WHAT IS BEING ASKED
Gather the lines below that include the string "Ocean", copying each in full.

MATERIAL TO PROCESS

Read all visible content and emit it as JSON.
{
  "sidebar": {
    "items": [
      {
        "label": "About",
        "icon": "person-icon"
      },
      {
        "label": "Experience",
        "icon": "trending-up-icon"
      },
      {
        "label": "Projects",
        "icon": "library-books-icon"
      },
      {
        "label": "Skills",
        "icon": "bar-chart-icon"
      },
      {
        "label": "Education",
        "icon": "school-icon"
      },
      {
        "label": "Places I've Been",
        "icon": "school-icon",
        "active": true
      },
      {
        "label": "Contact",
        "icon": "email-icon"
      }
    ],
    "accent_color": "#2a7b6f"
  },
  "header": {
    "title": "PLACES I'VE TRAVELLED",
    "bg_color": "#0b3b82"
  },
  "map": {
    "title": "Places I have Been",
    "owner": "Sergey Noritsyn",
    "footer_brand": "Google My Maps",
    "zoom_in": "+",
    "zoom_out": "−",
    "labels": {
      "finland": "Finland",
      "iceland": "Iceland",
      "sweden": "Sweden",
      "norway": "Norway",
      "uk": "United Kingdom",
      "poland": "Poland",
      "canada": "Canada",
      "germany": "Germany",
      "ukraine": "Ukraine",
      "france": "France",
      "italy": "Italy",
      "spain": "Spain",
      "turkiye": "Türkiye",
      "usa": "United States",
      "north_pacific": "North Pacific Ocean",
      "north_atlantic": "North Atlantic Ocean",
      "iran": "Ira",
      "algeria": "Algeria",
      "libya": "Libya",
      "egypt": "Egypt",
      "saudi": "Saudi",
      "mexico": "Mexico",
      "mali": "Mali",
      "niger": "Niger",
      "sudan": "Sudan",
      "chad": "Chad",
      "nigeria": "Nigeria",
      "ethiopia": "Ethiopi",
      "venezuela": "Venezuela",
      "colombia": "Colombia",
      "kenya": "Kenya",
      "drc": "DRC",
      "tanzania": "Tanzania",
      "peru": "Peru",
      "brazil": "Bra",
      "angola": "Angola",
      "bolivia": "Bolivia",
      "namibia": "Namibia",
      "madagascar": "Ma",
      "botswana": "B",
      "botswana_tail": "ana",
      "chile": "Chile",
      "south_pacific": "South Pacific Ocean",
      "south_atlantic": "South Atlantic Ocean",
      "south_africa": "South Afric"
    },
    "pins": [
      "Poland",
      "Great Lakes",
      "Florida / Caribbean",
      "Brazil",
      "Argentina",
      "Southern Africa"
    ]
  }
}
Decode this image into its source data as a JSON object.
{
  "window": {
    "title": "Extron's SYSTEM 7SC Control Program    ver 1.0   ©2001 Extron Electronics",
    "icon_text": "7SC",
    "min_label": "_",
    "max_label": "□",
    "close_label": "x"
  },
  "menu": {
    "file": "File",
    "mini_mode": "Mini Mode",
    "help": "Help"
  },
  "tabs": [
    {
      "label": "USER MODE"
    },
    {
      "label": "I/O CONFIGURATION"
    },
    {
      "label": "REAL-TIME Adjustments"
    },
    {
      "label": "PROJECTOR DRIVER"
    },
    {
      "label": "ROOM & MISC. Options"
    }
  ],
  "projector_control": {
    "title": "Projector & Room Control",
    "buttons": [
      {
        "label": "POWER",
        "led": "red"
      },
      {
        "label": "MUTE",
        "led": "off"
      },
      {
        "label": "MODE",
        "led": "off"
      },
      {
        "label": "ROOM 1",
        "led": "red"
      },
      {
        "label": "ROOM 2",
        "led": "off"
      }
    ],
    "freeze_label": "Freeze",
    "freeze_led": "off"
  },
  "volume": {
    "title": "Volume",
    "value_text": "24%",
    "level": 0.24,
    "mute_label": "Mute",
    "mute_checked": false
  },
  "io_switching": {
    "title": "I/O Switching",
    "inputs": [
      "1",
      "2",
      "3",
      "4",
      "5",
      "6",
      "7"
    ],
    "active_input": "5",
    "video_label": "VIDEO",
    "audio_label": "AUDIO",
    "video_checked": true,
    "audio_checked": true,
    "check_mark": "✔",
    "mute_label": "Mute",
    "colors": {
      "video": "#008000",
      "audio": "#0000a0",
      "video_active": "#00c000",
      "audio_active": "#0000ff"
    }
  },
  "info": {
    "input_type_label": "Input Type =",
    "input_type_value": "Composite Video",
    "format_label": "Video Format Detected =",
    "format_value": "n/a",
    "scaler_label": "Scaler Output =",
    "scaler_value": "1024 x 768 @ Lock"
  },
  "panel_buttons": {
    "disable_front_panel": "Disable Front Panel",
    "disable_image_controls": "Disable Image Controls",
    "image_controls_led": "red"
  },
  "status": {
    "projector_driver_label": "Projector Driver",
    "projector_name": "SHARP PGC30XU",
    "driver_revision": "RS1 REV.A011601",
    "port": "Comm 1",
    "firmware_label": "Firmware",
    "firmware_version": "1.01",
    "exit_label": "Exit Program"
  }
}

SOLUTION TO THIS TASK
      "north_pacific": "North Pacific Ocean",
      "north_atlantic": "North Atlantic Ocean",
      "south_pacific": "South Pacific Ocean",
      "south_atlantic": "South Atlantic Ocean",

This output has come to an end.